— Task details —
Drop the pictures, then repeat every record exactly as it stands.

— Dataset rows describing interfaces —
◆ ◆ ◆ ◆

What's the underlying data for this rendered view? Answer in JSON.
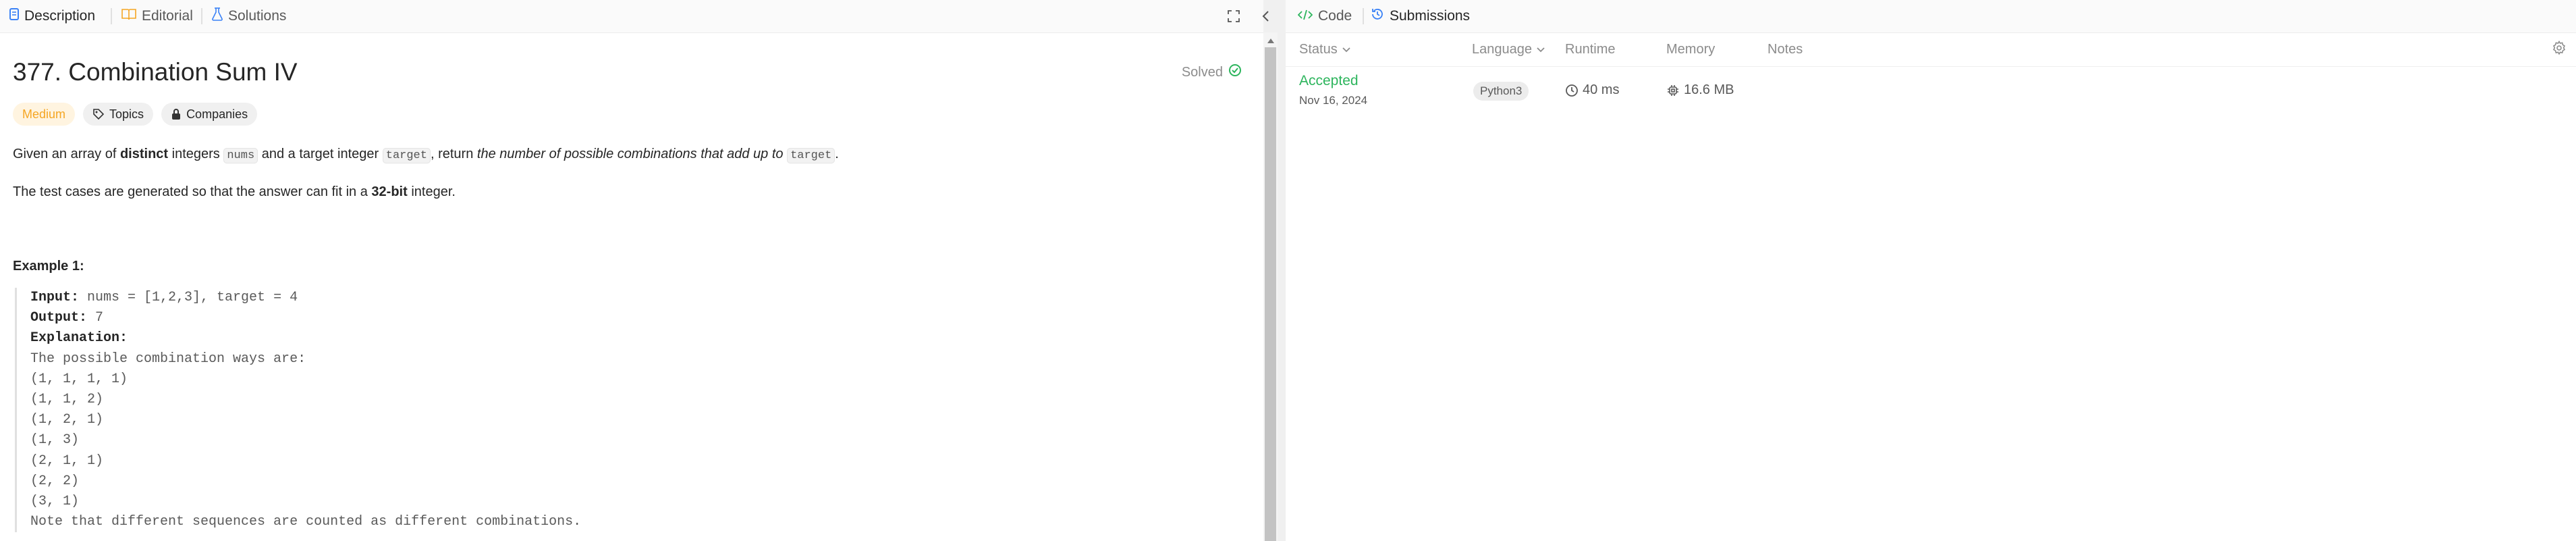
{
  "left": {
    "tabs": [
      {
        "label": "Description",
        "icon": "description-icon",
        "color": "#3b82f6"
      },
      {
        "label": "Editorial",
        "icon": "book-icon",
        "color": "#f5a623"
      },
      {
        "label": "Solutions",
        "icon": "flask-icon",
        "color": "#3b82f6"
      }
    ],
    "problem": {
      "title": "377. Combination Sum IV",
      "status": "Solved",
      "difficulty": "Medium",
      "chips": {
        "topics": "Topics",
        "companies": "Companies"
      }
    },
    "description": {
      "p1_a": "Given an array of ",
      "p1_b": "distinct",
      "p1_c": " integers ",
      "p1_code1": "nums",
      "p1_d": " and a target integer ",
      "p1_code2": "target",
      "p1_e": ", return ",
      "p1_f": "the number of possible combinations that add up to",
      "p1_code3": "target",
      "p1_g": ".",
      "p2_a": "The test cases are generated so that the answer can fit in a ",
      "p2_b": "32-bit",
      "p2_c": " integer."
    },
    "example": {
      "title": "Example 1:",
      "input_label": "Input:",
      "input_value": " nums = [1,2,3], target = 4",
      "output_label": "Output:",
      "output_value": " 7",
      "explanation_label": "Explanation:",
      "lines": [
        "The possible combination ways are:",
        "(1, 1, 1, 1)",
        "(1, 1, 2)",
        "(1, 2, 1)",
        "(1, 3)",
        "(2, 1, 1)",
        "(2, 2)",
        "(3, 1)",
        "Note that different sequences are counted as different combinations."
      ]
    }
  },
  "right": {
    "tabs": [
      {
        "label": "Code",
        "icon": "code-icon",
        "color": "#2db55d"
      },
      {
        "label": "Submissions",
        "icon": "history-icon",
        "color": "#3b82f6"
      }
    ],
    "columns": {
      "status": "Status",
      "language": "Language",
      "runtime": "Runtime",
      "memory": "Memory",
      "notes": "Notes"
    },
    "submission": {
      "status": "Accepted",
      "date": "Nov 16, 2024",
      "language": "Python3",
      "runtime": "40 ms",
      "memory": "16.6 MB"
    }
  },
  "colors": {
    "accepted": "#2db55d",
    "medium": "#f5a623",
    "accent": "#3b82f6"
  }
}
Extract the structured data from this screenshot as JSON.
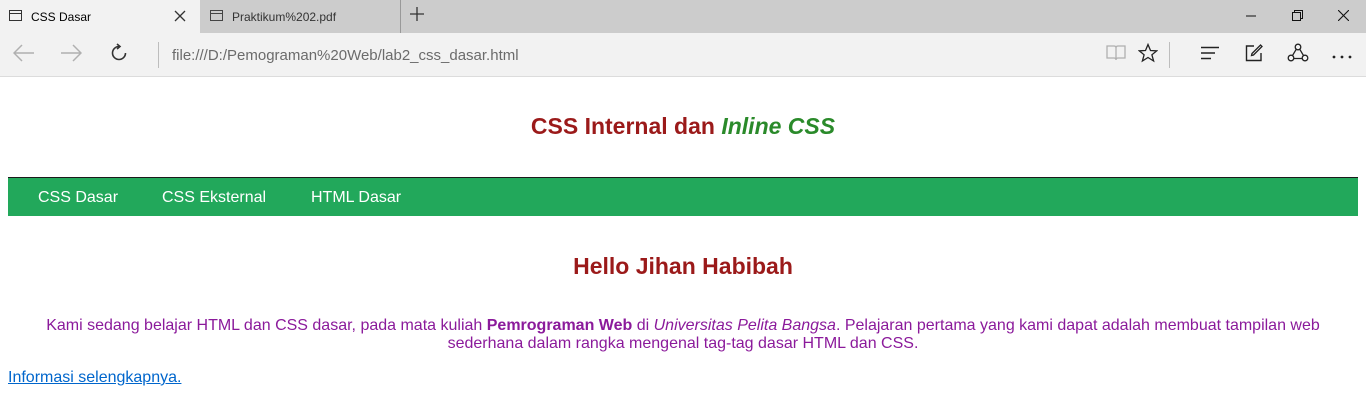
{
  "tabs": [
    {
      "title": "CSS Dasar",
      "active": true
    },
    {
      "title": "Praktikum%202.pdf",
      "active": false
    }
  ],
  "address": {
    "url": "file:///D:/Pemograman%20Web/lab2_css_dasar.html"
  },
  "icons": {
    "tab_page": "page-icon",
    "close": "close-icon",
    "new_tab": "plus-icon",
    "minimize": "minimize-icon",
    "restore": "restore-icon",
    "window_close": "close-icon",
    "back": "back-arrow-icon",
    "forward": "forward-arrow-icon",
    "refresh": "refresh-icon",
    "reading_view": "book-icon",
    "favorite": "star-icon",
    "hub": "hub-icon",
    "web_note": "pen-icon",
    "share": "share-icon",
    "more": "more-icon"
  },
  "page": {
    "title_main": "CSS Internal dan ",
    "title_accent": "Inline CSS",
    "menu": [
      {
        "label": "CSS Dasar"
      },
      {
        "label": "CSS Eksternal"
      },
      {
        "label": "HTML Dasar"
      }
    ],
    "greeting": "Hello Jihan Habibah",
    "intro": {
      "part1": "Kami sedang belajar HTML dan CSS dasar, pada mata kuliah ",
      "bold": "Pemrograman Web",
      "part2": " di ",
      "italic": "Universitas Pelita Bangsa",
      "part3": ". Pelajaran pertama yang kami dapat adalah membuat tampilan web sederhana dalam rangka mengenal tag-tag dasar HTML dan CSS."
    },
    "link": "Informasi selengkapnya."
  },
  "colors": {
    "title": "#9b1a1a",
    "title_accent": "#2a8a2a",
    "menu_bg": "#22a85b",
    "intro_text": "#8b1a9b",
    "link": "#0066cc"
  }
}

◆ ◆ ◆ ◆

— Problem solution —
What's the underlying data for this rendered view? Answer in JSON.
{
  "left": {
    "tabs": [
      {
        "label": "Description",
        "icon": "description-icon",
        "color": "#3b82f6"
      },
      {
        "label": "Editorial",
        "icon": "book-icon",
        "color": "#f5a623"
      },
      {
        "label": "Solutions",
        "icon": "flask-icon",
        "color": "#3b82f6"
      }
    ],
    "problem": {
      "title": "377. Combination Sum IV",
      "status": "Solved",
      "difficulty": "Medium",
      "chips": {
        "topics": "Topics",
        "companies": "Companies"
      }
    },
    "description": {
      "p1_a": "Given an array of ",
      "p1_b": "distinct",
      "p1_c": " integers ",
      "p1_code1": "nums",
      "p1_d": " and a target integer ",
      "p1_code2": "target",
      "p1_e": ", return ",
      "p1_f": "the number of possible combinations that add up to",
      "p1_code3": "target",
      "p1_g": ".",
      "p2_a": "The test cases are generated so that the answer can fit in a ",
      "p2_b": "32-bit",
      "p2_c": " integer."
    },
    "example": {
      "title": "Example 1:",
      "input_label": "Input:",
      "input_value": " nums = [1,2,3], target = 4",
      "output_label": "Output:",
      "output_value": " 7",
      "explanation_label": "Explanation:",
      "lines": [
        "The possible combination ways are:",
        "(1, 1, 1, 1)",
        "(1, 1, 2)",
        "(1, 2, 1)",
        "(1, 3)",
        "(2, 1, 1)",
        "(2, 2)",
        "(3, 1)",
        "Note that different sequences are counted as different combinations."
      ]
    }
  },
  "right": {
    "tabs": [
      {
        "label": "Code",
        "icon": "code-icon",
        "color": "#2db55d"
      },
      {
        "label": "Submissions",
        "icon": "history-icon",
        "color": "#3b82f6"
      }
    ],
    "columns": {
      "status": "Status",
      "language": "Language",
      "runtime": "Runtime",
      "memory": "Memory",
      "notes": "Notes"
    },
    "submission": {
      "status": "Accepted",
      "date": "Nov 16, 2024",
      "language": "Python3",
      "runtime": "40 ms",
      "memory": "16.6 MB"
    }
  },
  "colors": {
    "accepted": "#2db55d",
    "medium": "#f5a623",
    "accent": "#3b82f6"
  }
}
Extract the structured data from this screenshot as JSON.
{
  "tabs": [
    {
      "title": "CSS Dasar",
      "active": true
    },
    {
      "title": "Praktikum%202.pdf",
      "active": false
    }
  ],
  "address": {
    "url": "file:///D:/Pemograman%20Web/lab2_css_dasar.html"
  },
  "icons": {
    "tab_page": "page-icon",
    "close": "close-icon",
    "new_tab": "plus-icon",
    "minimize": "minimize-icon",
    "restore": "restore-icon",
    "window_close": "close-icon",
    "back": "back-arrow-icon",
    "forward": "forward-arrow-icon",
    "refresh": "refresh-icon",
    "reading_view": "book-icon",
    "favorite": "star-icon",
    "hub": "hub-icon",
    "web_note": "pen-icon",
    "share": "share-icon",
    "more": "more-icon"
  },
  "page": {
    "title_main": "CSS Internal dan ",
    "title_accent": "Inline CSS",
    "menu": [
      {
        "label": "CSS Dasar"
      },
      {
        "label": "CSS Eksternal"
      },
      {
        "label": "HTML Dasar"
      }
    ],
    "greeting": "Hello Jihan Habibah",
    "intro": {
      "part1": "Kami sedang belajar HTML dan CSS dasar, pada mata kuliah ",
      "bold": "Pemrograman Web",
      "part2": " di ",
      "italic": "Universitas Pelita Bangsa",
      "part3": ". Pelajaran pertama yang kami dapat adalah membuat tampilan web sederhana dalam rangka mengenal tag-tag dasar HTML dan CSS."
    },
    "link": "Informasi selengkapnya."
  },
  "colors": {
    "title": "#9b1a1a",
    "title_accent": "#2a8a2a",
    "menu_bg": "#22a85b",
    "intro_text": "#8b1a9b",
    "link": "#0066cc"
  }
}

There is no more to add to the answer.